» **Activity**:
Would you extract the whole listing below and retype it exactly?

» **Input data**:
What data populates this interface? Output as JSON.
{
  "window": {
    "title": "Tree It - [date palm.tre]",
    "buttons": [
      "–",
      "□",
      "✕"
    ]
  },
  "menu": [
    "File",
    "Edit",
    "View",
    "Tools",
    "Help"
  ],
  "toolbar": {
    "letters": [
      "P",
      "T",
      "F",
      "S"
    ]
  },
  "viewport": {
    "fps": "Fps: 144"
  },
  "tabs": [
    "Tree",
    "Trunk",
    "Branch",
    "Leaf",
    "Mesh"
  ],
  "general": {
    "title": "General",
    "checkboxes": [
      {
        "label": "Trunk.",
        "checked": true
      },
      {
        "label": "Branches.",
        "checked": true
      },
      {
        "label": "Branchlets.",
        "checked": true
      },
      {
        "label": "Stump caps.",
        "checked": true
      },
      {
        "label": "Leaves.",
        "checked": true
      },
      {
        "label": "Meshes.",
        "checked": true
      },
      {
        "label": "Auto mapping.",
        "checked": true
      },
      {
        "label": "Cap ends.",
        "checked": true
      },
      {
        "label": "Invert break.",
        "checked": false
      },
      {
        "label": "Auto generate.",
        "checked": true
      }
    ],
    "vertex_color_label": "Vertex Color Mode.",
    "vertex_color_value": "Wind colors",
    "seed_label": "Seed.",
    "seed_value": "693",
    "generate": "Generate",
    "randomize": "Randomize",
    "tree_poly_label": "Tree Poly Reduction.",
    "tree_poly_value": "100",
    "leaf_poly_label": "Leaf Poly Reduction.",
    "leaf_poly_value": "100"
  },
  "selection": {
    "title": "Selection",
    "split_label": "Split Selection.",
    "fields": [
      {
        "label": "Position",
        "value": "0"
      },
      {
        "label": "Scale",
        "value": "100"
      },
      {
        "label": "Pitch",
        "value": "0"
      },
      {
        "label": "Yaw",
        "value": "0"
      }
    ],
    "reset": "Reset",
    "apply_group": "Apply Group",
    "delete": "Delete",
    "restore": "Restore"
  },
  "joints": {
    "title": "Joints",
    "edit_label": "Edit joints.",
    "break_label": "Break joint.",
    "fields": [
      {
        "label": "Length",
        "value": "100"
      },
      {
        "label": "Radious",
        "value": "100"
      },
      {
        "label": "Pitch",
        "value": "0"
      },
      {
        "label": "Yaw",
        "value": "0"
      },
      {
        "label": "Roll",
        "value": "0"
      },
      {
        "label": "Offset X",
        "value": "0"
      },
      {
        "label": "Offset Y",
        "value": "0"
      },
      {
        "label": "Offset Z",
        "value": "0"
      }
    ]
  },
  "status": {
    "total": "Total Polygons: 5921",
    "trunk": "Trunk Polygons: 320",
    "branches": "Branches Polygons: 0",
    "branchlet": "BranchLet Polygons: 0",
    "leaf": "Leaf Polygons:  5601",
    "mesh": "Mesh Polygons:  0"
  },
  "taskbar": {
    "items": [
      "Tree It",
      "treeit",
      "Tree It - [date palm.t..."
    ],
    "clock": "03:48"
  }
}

» **Answer box**:
What data populates this interface? Output as JSON.
{
  "window": {
    "title": "Tree It - [date palm.tre]",
    "buttons": [
      "–",
      "□",
      "✕"
    ]
  },
  "menu": [
    "File",
    "Edit",
    "View",
    "Tools",
    "Help"
  ],
  "toolbar": {
    "letters": [
      "P",
      "T",
      "F",
      "S"
    ]
  },
  "viewport": {
    "fps": "Fps: 144"
  },
  "tabs": [
    "Tree",
    "Trunk",
    "Branch",
    "Leaf",
    "Mesh"
  ],
  "general": {
    "title": "General",
    "checkboxes": [
      {
        "label": "Trunk.",
        "checked": true
      },
      {
        "label": "Branches.",
        "checked": true
      },
      {
        "label": "Branchlets.",
        "checked": true
      },
      {
        "label": "Stump caps.",
        "checked": true
      },
      {
        "label": "Leaves.",
        "checked": true
      },
      {
        "label": "Meshes.",
        "checked": true
      },
      {
        "label": "Auto mapping.",
        "checked": true
      },
      {
        "label": "Cap ends.",
        "checked": true
      },
      {
        "label": "Invert break.",
        "checked": false
      },
      {
        "label": "Auto generate.",
        "checked": true
      }
    ],
    "vertex_color_label": "Vertex Color Mode.",
    "vertex_color_value": "Wind colors",
    "seed_label": "Seed.",
    "seed_value": "693",
    "generate": "Generate",
    "randomize": "Randomize",
    "tree_poly_label": "Tree Poly Reduction.",
    "tree_poly_value": "100",
    "leaf_poly_label": "Leaf Poly Reduction.",
    "leaf_poly_value": "100"
  },
  "selection": {
    "title": "Selection",
    "split_label": "Split Selection.",
    "fields": [
      {
        "label": "Position",
        "value": "0"
      },
      {
        "label": "Scale",
        "value": "100"
      },
      {
        "label": "Pitch",
        "value": "0"
      },
      {
        "label": "Yaw",
        "value": "0"
      }
    ],
    "reset": "Reset",
    "apply_group": "Apply Group",
    "delete": "Delete",
    "restore": "Restore"
  },
  "joints": {
    "title": "Joints",
    "edit_label": "Edit joints.",
    "break_label": "Break joint.",
    "fields": [
      {
        "label": "Length",
        "value": "100"
      },
      {
        "label": "Radious",
        "value": "100"
      },
      {
        "label": "Pitch",
        "value": "0"
      },
      {
        "label": "Yaw",
        "value": "0"
      },
      {
        "label": "Roll",
        "value": "0"
      },
      {
        "label": "Offset X",
        "value": "0"
      },
      {
        "label": "Offset Y",
        "value": "0"
      },
      {
        "label": "Offset Z",
        "value": "0"
      }
    ]
  },
  "status": {
    "total": "Total Polygons: 5921",
    "trunk": "Trunk Polygons: 320",
    "branches": "Branches Polygons: 0",
    "branchlet": "BranchLet Polygons: 0",
    "leaf": "Leaf Polygons:  5601",
    "mesh": "Mesh Polygons:  0"
  },
  "taskbar": {
    "items": [
      "Tree It",
      "treeit",
      "Tree It - [date palm.t..."
    ],
    "clock": "03:48"
  }
}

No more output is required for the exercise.